Stored records
Segment Open
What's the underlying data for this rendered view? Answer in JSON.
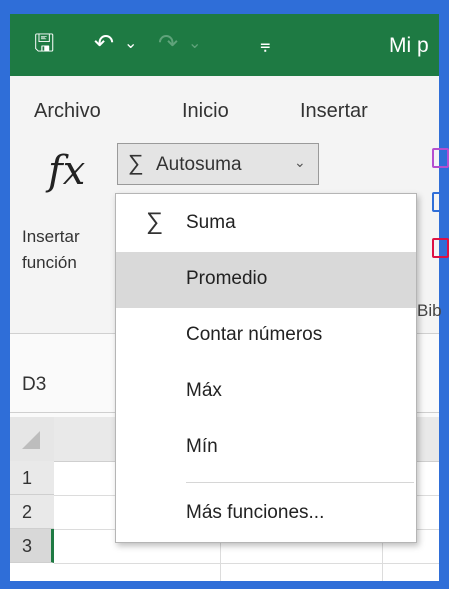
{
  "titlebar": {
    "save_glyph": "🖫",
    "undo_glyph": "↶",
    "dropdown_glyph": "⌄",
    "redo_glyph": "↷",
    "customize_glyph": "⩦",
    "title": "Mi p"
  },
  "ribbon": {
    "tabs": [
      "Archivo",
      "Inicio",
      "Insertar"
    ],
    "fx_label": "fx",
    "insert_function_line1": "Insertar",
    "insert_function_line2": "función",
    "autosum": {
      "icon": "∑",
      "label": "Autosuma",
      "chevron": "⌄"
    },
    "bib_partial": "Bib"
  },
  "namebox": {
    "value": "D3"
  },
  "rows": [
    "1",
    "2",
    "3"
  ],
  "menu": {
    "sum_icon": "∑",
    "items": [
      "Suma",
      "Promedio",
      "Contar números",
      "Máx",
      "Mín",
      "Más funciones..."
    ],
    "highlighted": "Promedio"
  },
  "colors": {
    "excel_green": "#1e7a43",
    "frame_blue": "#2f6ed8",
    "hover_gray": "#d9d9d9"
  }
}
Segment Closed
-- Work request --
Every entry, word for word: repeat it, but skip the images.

-- Response for this exercise --
What's the underlying data for this rendered view? Answer in JSON.
{
  "titlebar": {
    "save_glyph": "🖫",
    "undo_glyph": "↶",
    "dropdown_glyph": "⌄",
    "redo_glyph": "↷",
    "customize_glyph": "⩦",
    "title": "Mi p"
  },
  "ribbon": {
    "tabs": [
      "Archivo",
      "Inicio",
      "Insertar"
    ],
    "fx_label": "fx",
    "insert_function_line1": "Insertar",
    "insert_function_line2": "función",
    "autosum": {
      "icon": "∑",
      "label": "Autosuma",
      "chevron": "⌄"
    },
    "bib_partial": "Bib"
  },
  "namebox": {
    "value": "D3"
  },
  "rows": [
    "1",
    "2",
    "3"
  ],
  "menu": {
    "sum_icon": "∑",
    "items": [
      "Suma",
      "Promedio",
      "Contar números",
      "Máx",
      "Mín",
      "Más funciones..."
    ],
    "highlighted": "Promedio"
  },
  "colors": {
    "excel_green": "#1e7a43",
    "frame_blue": "#2f6ed8",
    "hover_gray": "#d9d9d9"
  }
}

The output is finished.